#### Website and app data records:
-- Opening Marker --

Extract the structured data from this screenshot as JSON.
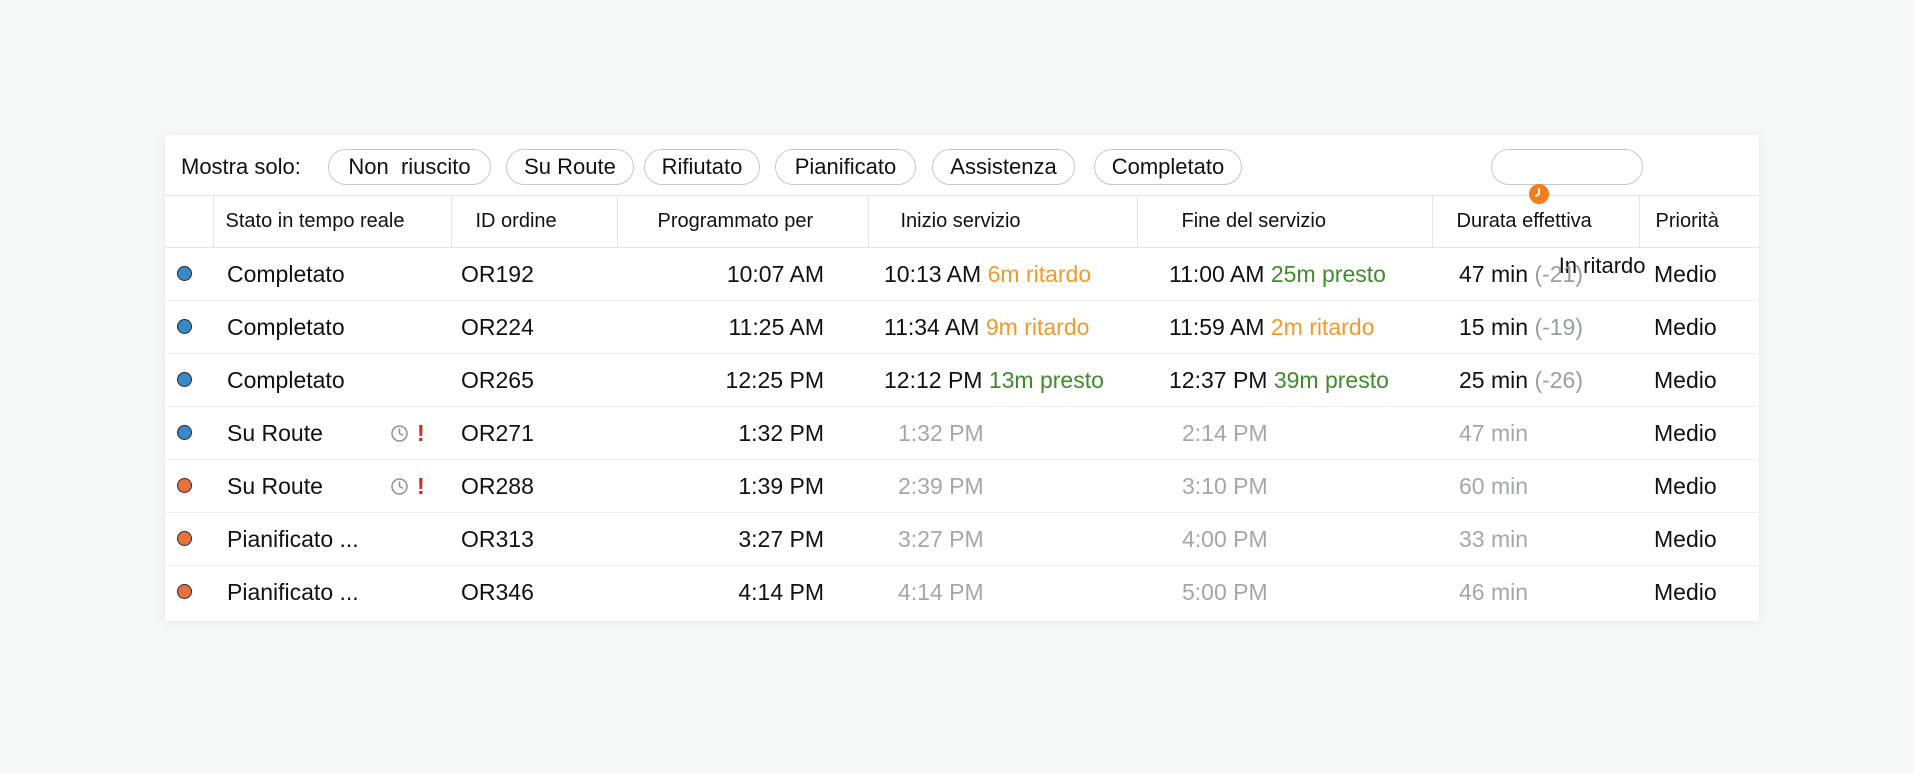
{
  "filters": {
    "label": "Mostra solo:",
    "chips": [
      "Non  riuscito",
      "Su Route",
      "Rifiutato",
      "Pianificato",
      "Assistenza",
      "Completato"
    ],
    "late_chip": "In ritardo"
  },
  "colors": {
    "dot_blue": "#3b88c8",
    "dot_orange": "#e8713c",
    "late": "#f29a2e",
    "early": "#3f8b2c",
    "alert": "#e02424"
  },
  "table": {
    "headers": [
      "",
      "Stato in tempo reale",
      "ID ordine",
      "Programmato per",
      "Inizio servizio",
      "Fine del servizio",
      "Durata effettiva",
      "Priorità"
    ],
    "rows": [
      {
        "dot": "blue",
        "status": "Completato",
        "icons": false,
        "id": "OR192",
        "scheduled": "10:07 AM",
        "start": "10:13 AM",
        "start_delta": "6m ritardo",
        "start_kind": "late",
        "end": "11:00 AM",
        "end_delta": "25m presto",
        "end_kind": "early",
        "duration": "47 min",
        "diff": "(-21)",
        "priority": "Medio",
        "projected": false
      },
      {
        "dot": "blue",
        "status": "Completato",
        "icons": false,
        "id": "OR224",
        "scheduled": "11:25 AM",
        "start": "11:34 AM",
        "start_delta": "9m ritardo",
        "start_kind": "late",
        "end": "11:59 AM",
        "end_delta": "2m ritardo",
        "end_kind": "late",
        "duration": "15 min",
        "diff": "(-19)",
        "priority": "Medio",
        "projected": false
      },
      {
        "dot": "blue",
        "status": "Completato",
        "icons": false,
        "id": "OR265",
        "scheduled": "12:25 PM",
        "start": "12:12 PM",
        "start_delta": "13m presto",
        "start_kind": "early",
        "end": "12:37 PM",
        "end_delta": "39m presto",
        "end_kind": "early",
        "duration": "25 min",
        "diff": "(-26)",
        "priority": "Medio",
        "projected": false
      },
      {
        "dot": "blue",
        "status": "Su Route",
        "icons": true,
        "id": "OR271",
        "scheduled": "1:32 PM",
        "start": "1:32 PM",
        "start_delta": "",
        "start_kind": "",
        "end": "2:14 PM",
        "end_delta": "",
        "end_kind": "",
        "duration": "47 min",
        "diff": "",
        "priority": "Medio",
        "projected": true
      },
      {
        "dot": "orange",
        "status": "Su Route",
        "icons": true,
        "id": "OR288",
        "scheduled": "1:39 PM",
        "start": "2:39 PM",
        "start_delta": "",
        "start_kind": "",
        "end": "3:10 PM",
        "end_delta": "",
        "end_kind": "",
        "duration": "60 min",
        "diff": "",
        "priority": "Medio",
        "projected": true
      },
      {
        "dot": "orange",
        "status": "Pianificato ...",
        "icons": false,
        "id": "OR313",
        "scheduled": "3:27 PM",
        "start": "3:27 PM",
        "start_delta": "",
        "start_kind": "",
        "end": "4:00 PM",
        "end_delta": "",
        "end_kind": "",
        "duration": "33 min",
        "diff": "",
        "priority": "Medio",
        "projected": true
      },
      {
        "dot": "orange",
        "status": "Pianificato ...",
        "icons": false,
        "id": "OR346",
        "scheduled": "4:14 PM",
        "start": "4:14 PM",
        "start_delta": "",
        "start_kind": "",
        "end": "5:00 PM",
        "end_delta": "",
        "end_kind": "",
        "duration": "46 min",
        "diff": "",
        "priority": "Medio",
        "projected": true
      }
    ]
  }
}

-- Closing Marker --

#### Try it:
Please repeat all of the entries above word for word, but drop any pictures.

#### Task output:
Extract the structured data from this screenshot as JSON.
{
  "filters": {
    "label": "Mostra solo:",
    "chips": [
      "Non  riuscito",
      "Su Route",
      "Rifiutato",
      "Pianificato",
      "Assistenza",
      "Completato"
    ],
    "late_chip": "In ritardo"
  },
  "colors": {
    "dot_blue": "#3b88c8",
    "dot_orange": "#e8713c",
    "late": "#f29a2e",
    "early": "#3f8b2c",
    "alert": "#e02424"
  },
  "table": {
    "headers": [
      "",
      "Stato in tempo reale",
      "ID ordine",
      "Programmato per",
      "Inizio servizio",
      "Fine del servizio",
      "Durata effettiva",
      "Priorità"
    ],
    "rows": [
      {
        "dot": "blue",
        "status": "Completato",
        "icons": false,
        "id": "OR192",
        "scheduled": "10:07 AM",
        "start": "10:13 AM",
        "start_delta": "6m ritardo",
        "start_kind": "late",
        "end": "11:00 AM",
        "end_delta": "25m presto",
        "end_kind": "early",
        "duration": "47 min",
        "diff": "(-21)",
        "priority": "Medio",
        "projected": false
      },
      {
        "dot": "blue",
        "status": "Completato",
        "icons": false,
        "id": "OR224",
        "scheduled": "11:25 AM",
        "start": "11:34 AM",
        "start_delta": "9m ritardo",
        "start_kind": "late",
        "end": "11:59 AM",
        "end_delta": "2m ritardo",
        "end_kind": "late",
        "duration": "15 min",
        "diff": "(-19)",
        "priority": "Medio",
        "projected": false
      },
      {
        "dot": "blue",
        "status": "Completato",
        "icons": false,
        "id": "OR265",
        "scheduled": "12:25 PM",
        "start": "12:12 PM",
        "start_delta": "13m presto",
        "start_kind": "early",
        "end": "12:37 PM",
        "end_delta": "39m presto",
        "end_kind": "early",
        "duration": "25 min",
        "diff": "(-26)",
        "priority": "Medio",
        "projected": false
      },
      {
        "dot": "blue",
        "status": "Su Route",
        "icons": true,
        "id": "OR271",
        "scheduled": "1:32 PM",
        "start": "1:32 PM",
        "start_delta": "",
        "start_kind": "",
        "end": "2:14 PM",
        "end_delta": "",
        "end_kind": "",
        "duration": "47 min",
        "diff": "",
        "priority": "Medio",
        "projected": true
      },
      {
        "dot": "orange",
        "status": "Su Route",
        "icons": true,
        "id": "OR288",
        "scheduled": "1:39 PM",
        "start": "2:39 PM",
        "start_delta": "",
        "start_kind": "",
        "end": "3:10 PM",
        "end_delta": "",
        "end_kind": "",
        "duration": "60 min",
        "diff": "",
        "priority": "Medio",
        "projected": true
      },
      {
        "dot": "orange",
        "status": "Pianificato ...",
        "icons": false,
        "id": "OR313",
        "scheduled": "3:27 PM",
        "start": "3:27 PM",
        "start_delta": "",
        "start_kind": "",
        "end": "4:00 PM",
        "end_delta": "",
        "end_kind": "",
        "duration": "33 min",
        "diff": "",
        "priority": "Medio",
        "projected": true
      },
      {
        "dot": "orange",
        "status": "Pianificato ...",
        "icons": false,
        "id": "OR346",
        "scheduled": "4:14 PM",
        "start": "4:14 PM",
        "start_delta": "",
        "start_kind": "",
        "end": "5:00 PM",
        "end_delta": "",
        "end_kind": "",
        "duration": "46 min",
        "diff": "",
        "priority": "Medio",
        "projected": true
      }
    ]
  }
}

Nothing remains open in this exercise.